IED no deterrent for MHG convoy

7 Apr 2004 | Lance Cpl. J.C. Guibord

Shrapnel tore through his legs, but that didn’t stop Pfc. John J. Dawdy from maintaining control of his seven-ton truck -- maneuvering a distance of nearly 100 yards -– before pulling off the side of the road and losing consciousness.

Inches away from Dawdy, his machine-gunner, Cpl. Michael R. Renfro, also wounded from flying shrapnel, managed to squeeze off two, five-round bursts at the escaping culprits before coming to the aid of Dawdy.

That’s how the morning of March 19 unfolded as a I Marine Expeditionary Force Headquarters Group convoy hit an improvised explosive device minutes after leaving the gates of their camp.

According to Staff Sgt. Robert L. Chamberlain, a I Marine Expeditionary Force Headquarters Group, motor transportation maintenance chief, the Marines and corpsman involved in the convoy did exactly what they’ve been trained to do.

“We’ve done so many drills, gone through so many scenarios. Everyday, over and over until it becomes second nature,” said Chamberlain.

The injured Marines impressed other members of the unit with situations not covered by their training.

“(Dawdy) managed to stay awake long enough to safely stop the vehicle, avoiding a ditch,” said Cpl. Scott M. Sheen, 21, a Phoenix native, who operated a heavy-machine gun three vehicles behind Dawdy’s seven-ton.

The corpsman on scene, Petty Officer 3rd Class Lee M. Green “didn’t miss a beat,” said Chamberlain.

Blood poured out of the vehicle as several Marines pulled Dawdy out.

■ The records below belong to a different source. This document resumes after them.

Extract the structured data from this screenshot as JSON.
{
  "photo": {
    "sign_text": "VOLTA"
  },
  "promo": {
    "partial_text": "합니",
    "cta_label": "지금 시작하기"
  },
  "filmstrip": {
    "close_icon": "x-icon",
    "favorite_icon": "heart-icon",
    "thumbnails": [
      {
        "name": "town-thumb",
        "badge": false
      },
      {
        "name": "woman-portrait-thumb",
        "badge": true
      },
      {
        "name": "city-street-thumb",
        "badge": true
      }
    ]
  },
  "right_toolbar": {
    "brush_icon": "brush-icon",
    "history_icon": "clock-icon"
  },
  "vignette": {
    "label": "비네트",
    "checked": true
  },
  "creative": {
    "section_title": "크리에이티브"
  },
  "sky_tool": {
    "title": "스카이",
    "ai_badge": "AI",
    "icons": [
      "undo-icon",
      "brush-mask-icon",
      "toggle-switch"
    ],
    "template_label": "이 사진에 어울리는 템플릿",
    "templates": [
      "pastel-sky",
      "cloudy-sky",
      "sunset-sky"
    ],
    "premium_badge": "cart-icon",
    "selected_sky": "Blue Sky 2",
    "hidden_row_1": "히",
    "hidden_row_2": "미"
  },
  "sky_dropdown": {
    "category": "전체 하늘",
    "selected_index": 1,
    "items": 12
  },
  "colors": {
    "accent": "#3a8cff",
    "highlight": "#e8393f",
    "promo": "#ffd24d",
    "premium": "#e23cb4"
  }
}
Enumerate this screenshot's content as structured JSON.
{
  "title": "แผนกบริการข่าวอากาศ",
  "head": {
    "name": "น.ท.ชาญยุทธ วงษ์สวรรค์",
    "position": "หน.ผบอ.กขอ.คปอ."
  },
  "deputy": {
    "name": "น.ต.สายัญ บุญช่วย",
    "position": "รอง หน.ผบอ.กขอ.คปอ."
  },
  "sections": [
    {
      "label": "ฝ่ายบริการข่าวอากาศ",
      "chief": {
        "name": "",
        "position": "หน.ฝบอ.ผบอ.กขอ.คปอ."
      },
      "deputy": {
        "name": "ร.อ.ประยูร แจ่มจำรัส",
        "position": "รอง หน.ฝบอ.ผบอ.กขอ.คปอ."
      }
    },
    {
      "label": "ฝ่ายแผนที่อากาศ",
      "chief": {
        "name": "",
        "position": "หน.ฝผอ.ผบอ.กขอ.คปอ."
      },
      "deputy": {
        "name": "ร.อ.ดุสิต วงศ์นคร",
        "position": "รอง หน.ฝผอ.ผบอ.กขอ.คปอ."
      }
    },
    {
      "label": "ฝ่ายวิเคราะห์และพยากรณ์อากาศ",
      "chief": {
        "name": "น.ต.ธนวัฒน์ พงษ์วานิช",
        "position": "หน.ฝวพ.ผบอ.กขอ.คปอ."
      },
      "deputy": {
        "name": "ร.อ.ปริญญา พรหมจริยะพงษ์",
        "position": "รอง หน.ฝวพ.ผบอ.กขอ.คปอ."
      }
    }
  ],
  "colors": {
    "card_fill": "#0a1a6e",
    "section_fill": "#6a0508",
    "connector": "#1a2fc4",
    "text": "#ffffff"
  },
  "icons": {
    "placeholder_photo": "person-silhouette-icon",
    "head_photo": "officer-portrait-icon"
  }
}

Green quickly assessed the situation and applied his skills to save Dawdy’s life, according to Chamberlain.

Despite suffering injuries to his legs, face, and right eye, Renfro kept trying to help his driver and resisted the fact that he himself was seriously injured.

“Tell Sgt. Reyes, not to pack my bags. Doc, tell them I want to come back,” Renfro blared at Green before the helicopter arrived and evacuated them from the site.

The convoy continued with their mission before returning to the camp, but the Marines’ thoughts were with their comrades.

“Renfro is very mission oriented, a good leader and sets an example for all noncommissioned officers to follow,” said Sgt. Adrian E. Ron, 25, the MHG motor transportation operations chief. “He never gives up.”

Dawdy, an 18-year-old Mabank, Texas, native, is new to the unit said Ron, but has shown he’s a natural leader.

“Dawdy was the father figure among the Marines we hung around with. He made all the wise decisions,” said Pfc. James C. Amy, 19, a MHG motor transportation operator. “We went to Marine Combat Training, and motor transportation school together, we’ve been friends the whole time. Now, he’s not going to be here.”

According to some members of the unit, the fortitude displayed by these Marines is etched in their minds.

“I think what they did was courageous; I don’t think most people would have reacted the way they did. I think they’re both heroes,” said Sheen.

After a couple of days in Baghdad both Marines were flown to a military hospital in Germany and then to Naval Medical Center Balboa in San Diego, Calif.

Renfro is now out of the hospital recuperating in Camp Pendleton, Calif. He’s starting to see colors out of his right eye and his legs are healing, said Master Sgt. Steven A. Snow, the I Marine Expeditionary Force Headquarters Group, motor transportation chief.

Dawdy is still undergoing treatment at Balboa on his right leg, said Snow.